As the Monty Python crew once commented, "Nobody expects the Spanish capitulation" (or was it "inquisition"?)
If there has been one constant in this World Cup, it has been the general belief that the Spanish would play through their turgid form at the start of the competition and show us their true colours when it really mattered.
They have stuttered and spluttered at times but maintained the belief in their passing and possession game, eventually breaking down a gutsy performance by Germany, ironically from a set piece, to reach their first ever World Cup Final and ensure a new name on the trophy.
In most of our minds, Brazil and Spain were stand out favourites with England a good outside bet. Indeed, the Guardian's experts' pre-tournament predictions on the 10th June strongly favoured the Spanish to reach the final, with seven of the 12 consulted ticking their box, whilst only one had the temerity to go for the Dutch as their opponents.
Only the spookily clairvoyant Sports Editor, Sean Ingle, was spot on with Spain and Holland as his chosen teams. Interestingly he followed this up by predicting that England would get knocked out in the second round, David Villa would get the golden boot and that the biggest controversy would be the lack of video replays. 100% success rate is now a likely outcome.
Go to the top of the class Sean! My point is that Sean Ingle is very much an enigma in the prediction stakes and, apart from the general consensus of opinion about Spain, the rest of us really hadn't got a clue about the patterns that this World Cup would weave.
As a rather cruel example, for which I am sure he won't thank me, the Guardian's chief football correspondent, Kevin McCarra, forecasted a Brazil/Argentina final, England to reach the semis, Denmark to be the dark horses, Wayne Rooney to win the Golden Boot and the game to most look forward to would be Brazil v Ivory Coast. Wrong, wrong, wrong, wrong, wrong!
In defence of our Kev, no one could have anticipated the uninspiring performances of Torres, Messi, Ronaldo, Rooney and Kaka whilst Miroslav Klose, who had barely managed three goals all season for his club, ended up competing for the Golden Boot award with David Villa.
Who would have picked out Ghana to be the most successful of the African nations or earmarked both of the last World Cup finalists, France and Italy, to be two of the teams returning home after the group stage?
Who would have expected to see Uruguay, a country with a total population of less than half the size of London and with only two players approaching world class in their ranks, reach the semi-finals? And who would have believed that a team of spotty Teutonic adolescents, barely out of short trousers, could have been within touching distance of a World Cup Final?
At least Alan Hansen's prophetic statement, "you don't win anything with kids", just about holds water on this occasion.
Even when the tournament passed through the initial group stage, and the experts were waxing lyrical about the strength of the South American countries compared to the waning power of the European contingent, they were made to eat their words when, one by one, the Latinos were blasted out of sight by the Germans, the Dutch and the Spanish leaving only Uruguay left to vainly contest the semis.
Somehow other sports are less unpredictable.
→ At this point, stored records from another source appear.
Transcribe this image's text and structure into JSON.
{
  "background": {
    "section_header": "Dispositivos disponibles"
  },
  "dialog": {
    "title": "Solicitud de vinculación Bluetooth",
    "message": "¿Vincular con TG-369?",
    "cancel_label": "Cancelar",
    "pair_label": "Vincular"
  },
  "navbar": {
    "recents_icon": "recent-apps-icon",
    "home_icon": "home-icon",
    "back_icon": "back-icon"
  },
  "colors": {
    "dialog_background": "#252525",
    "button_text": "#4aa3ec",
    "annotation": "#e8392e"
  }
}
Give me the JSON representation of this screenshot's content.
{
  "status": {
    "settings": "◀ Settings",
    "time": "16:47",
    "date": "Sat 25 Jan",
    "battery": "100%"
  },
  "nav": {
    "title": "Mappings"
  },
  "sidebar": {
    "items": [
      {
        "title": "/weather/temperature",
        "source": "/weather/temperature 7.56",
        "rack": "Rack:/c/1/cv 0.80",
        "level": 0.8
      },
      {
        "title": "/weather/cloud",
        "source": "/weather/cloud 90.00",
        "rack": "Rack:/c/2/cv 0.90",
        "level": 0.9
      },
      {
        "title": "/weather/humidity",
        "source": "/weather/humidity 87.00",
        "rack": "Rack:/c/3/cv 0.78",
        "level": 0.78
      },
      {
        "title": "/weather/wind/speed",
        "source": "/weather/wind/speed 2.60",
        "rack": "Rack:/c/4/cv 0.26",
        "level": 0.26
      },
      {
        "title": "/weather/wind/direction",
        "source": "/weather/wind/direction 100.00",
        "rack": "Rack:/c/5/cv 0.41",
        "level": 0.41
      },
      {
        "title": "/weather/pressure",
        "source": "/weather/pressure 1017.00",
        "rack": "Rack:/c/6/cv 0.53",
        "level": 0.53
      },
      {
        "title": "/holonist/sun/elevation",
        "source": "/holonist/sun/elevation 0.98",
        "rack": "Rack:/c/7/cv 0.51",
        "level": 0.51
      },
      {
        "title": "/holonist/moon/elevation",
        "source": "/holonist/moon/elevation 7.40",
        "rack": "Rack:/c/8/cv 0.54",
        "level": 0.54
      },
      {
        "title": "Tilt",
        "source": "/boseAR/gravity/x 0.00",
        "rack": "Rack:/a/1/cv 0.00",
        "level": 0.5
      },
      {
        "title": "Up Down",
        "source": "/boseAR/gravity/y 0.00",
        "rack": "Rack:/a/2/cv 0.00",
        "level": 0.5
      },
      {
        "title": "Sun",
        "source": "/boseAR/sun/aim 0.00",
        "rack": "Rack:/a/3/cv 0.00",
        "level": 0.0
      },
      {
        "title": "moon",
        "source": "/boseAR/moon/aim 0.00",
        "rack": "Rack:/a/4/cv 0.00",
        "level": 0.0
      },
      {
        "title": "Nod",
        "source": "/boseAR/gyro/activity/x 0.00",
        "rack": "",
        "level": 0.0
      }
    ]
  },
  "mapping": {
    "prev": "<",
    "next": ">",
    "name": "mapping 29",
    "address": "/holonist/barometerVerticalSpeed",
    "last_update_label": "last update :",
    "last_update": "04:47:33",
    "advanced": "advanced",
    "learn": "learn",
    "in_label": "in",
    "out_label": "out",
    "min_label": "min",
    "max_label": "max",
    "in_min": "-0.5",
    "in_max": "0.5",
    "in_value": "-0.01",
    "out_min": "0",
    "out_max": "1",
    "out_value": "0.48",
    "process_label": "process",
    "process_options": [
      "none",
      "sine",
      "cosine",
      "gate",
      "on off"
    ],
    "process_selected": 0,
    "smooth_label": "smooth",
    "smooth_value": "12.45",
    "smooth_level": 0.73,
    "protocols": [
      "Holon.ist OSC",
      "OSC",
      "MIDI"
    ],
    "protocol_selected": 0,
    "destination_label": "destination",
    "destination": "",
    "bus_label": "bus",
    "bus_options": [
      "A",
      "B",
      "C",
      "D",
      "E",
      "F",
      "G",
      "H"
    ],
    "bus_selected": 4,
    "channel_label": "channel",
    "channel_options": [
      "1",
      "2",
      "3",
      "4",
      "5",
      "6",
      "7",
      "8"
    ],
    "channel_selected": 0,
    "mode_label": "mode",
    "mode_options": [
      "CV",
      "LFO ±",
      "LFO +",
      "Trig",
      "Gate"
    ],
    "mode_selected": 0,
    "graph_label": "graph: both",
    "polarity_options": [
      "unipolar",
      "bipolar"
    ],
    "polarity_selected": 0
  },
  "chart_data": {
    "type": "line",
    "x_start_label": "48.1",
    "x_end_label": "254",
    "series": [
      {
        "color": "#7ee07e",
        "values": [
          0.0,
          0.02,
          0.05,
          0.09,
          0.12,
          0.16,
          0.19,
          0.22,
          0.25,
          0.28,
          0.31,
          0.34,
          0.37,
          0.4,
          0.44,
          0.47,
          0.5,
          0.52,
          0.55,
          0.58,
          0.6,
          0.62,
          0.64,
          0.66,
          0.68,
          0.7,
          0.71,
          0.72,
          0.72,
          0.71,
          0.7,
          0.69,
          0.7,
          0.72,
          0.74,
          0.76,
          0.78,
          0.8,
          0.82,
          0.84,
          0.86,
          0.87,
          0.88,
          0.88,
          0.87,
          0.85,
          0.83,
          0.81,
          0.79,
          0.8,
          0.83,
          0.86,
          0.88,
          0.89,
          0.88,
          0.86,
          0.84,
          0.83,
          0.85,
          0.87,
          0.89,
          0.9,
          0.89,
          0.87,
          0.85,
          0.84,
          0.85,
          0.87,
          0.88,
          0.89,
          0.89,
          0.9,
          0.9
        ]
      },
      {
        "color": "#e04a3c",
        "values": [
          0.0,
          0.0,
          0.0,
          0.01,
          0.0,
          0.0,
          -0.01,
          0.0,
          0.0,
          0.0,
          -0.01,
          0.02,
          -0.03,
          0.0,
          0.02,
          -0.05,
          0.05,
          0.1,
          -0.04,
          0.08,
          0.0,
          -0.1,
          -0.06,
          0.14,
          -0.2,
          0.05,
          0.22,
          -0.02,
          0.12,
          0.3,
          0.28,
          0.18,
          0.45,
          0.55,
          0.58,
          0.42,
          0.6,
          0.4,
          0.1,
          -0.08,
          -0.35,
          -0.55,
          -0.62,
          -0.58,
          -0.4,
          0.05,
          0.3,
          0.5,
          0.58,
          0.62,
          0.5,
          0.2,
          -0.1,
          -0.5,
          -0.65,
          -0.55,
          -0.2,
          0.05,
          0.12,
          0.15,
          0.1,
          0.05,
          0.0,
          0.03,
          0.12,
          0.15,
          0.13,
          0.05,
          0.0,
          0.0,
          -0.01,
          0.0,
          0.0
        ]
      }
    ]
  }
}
I mean, no one seriously expected Andy Murray to beat Rafael Nadal at Wimbledon did they? Did the Welsh rugby union XV really have a prayer against the All Blacks on their recent tour? Can England possibly retain the Ashes in Australia? I don't think so (fair point on the tennis and rugger Antagonist, but England can definitely do the Australians down under this time - ED)
It is the uncertainty and unpredictability of tournament football that makes it so engrossing, if, at times, for an England supporter, so frustrating.
So, I am leaving all predictions about Sunday's match to the renowned expert Paul the octopus who, once again, was correct in his prediction of a Spanish victory on Wednesday.
Let's hope it keeps him out of the pot for a few more days because I have the feeling that once it's all over he won't have a leg to stand on.
PS - What a relief to be spared the pedantic comments of Jim Beglin during the first semi-final when, fortunately for us, due to an ear infection, he failed to make it to the ground. It was a real pleasure to go back to the old days when you had one commentator and were trusted to make up your own mind about the action in front of you. If the BBC is trying to save money it should take note and follow suit!